Gyroscopic-based 3D mapping systems, however, are solving the underground duct mapping problem, delivering reliable XYZ data as well as the center line of the duct or pipe. The technology, which has been proven through years of mapping underground water infrastructure and pipelines, is now being applied to both existing and new ductwork within the telecom market.
Automated Gyro-Based Mapping
Condux International, a U.S. based company that has spent decades providing tooling for blowing and pulling fiber through ductwork, has started providing gyroscopic-based 3D mapping technology that allows customers to ensure successful installations of pipelines and ducts — including those for fiber optic cable.

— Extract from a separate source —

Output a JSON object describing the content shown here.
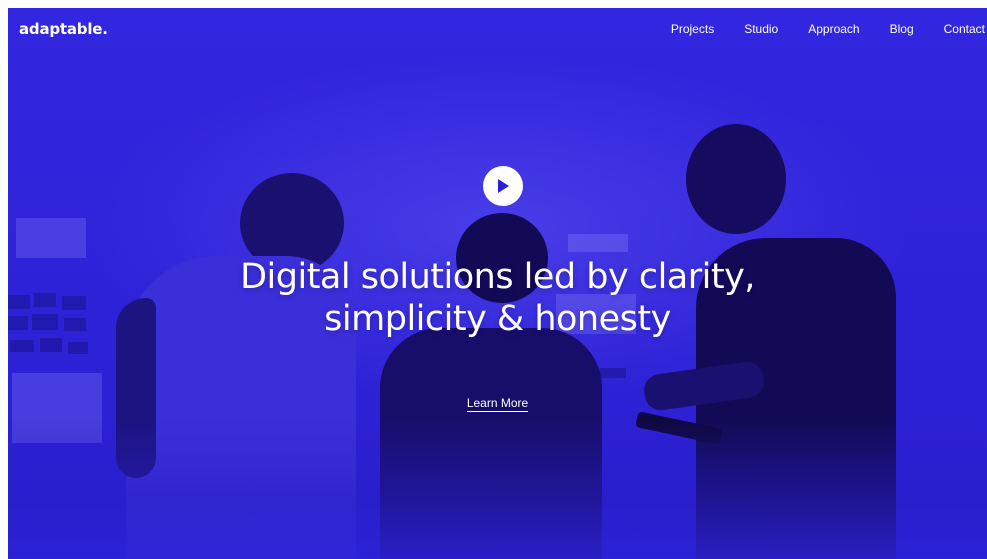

“The gyro-based tools can precisely map the duct or pipeline through miles of dense infrastructure, accurately locating irregularities in ductwork and providing data on bend radius and other deviations that can interfere with the transmission of fiber optic signals, often robbing a 5G cable of up to 40 percent or more of its transmission capabilities,” said Saride.
Precise mapping of underground cable ducting is now possible through the use of inertial guidance technology that incorporates the exacting 3D instrumentation, including gyroscopes, accelerometers, and magnetometers. Incorporated into an innovative tool that travels through the cable ducts, it can precisely map the path from end to end, including bends, undulations and other deviations that may have been required to route the duct through the congested maze of existing underground infrastructure.

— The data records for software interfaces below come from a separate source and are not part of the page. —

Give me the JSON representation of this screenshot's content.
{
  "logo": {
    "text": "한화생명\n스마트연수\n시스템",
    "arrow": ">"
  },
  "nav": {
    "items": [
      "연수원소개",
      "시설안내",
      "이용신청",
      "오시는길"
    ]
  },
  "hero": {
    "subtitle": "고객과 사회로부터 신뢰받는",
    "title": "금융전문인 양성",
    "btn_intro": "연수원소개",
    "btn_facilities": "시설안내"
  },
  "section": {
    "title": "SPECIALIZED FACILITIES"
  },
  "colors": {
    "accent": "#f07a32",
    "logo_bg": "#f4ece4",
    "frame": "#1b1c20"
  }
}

Knowing the extent of those deviations, particularly bends, can be critical to understanding the true capacity of the ducts to successfully accommodate the bulkier super-high-bandwidth fiber cable. This is because the radius of every bend in an underground duct can adversely affect the ability of the 5G-or-higher cable to perform according to cable manufacturers’ specifications.
Constructed with military grade hardware, the unit features centralizing rings that support a body containing a mapping instrument. The 3D gyro-tool is articulated, enabling it to pivot through various bends, bumps and turns that typically occur in telecom ducts. It also features an easily accessible data port for uploading data to a GIS file via laptop or notebook computer.
Some gyro-mapping systems are now available in extremely compact sizes, ranging from the world’s smallest gyro-based mapping probe (duct range 40-75 mm) to larger models with operational ranges for pipelines 3.5” and larger. UP
The Author: Clay Harris is marketing and sales director at Condux International. He is an expert with more than 25 years of experience in fiber optic cabling installations. To learn more, visit www.condux.com.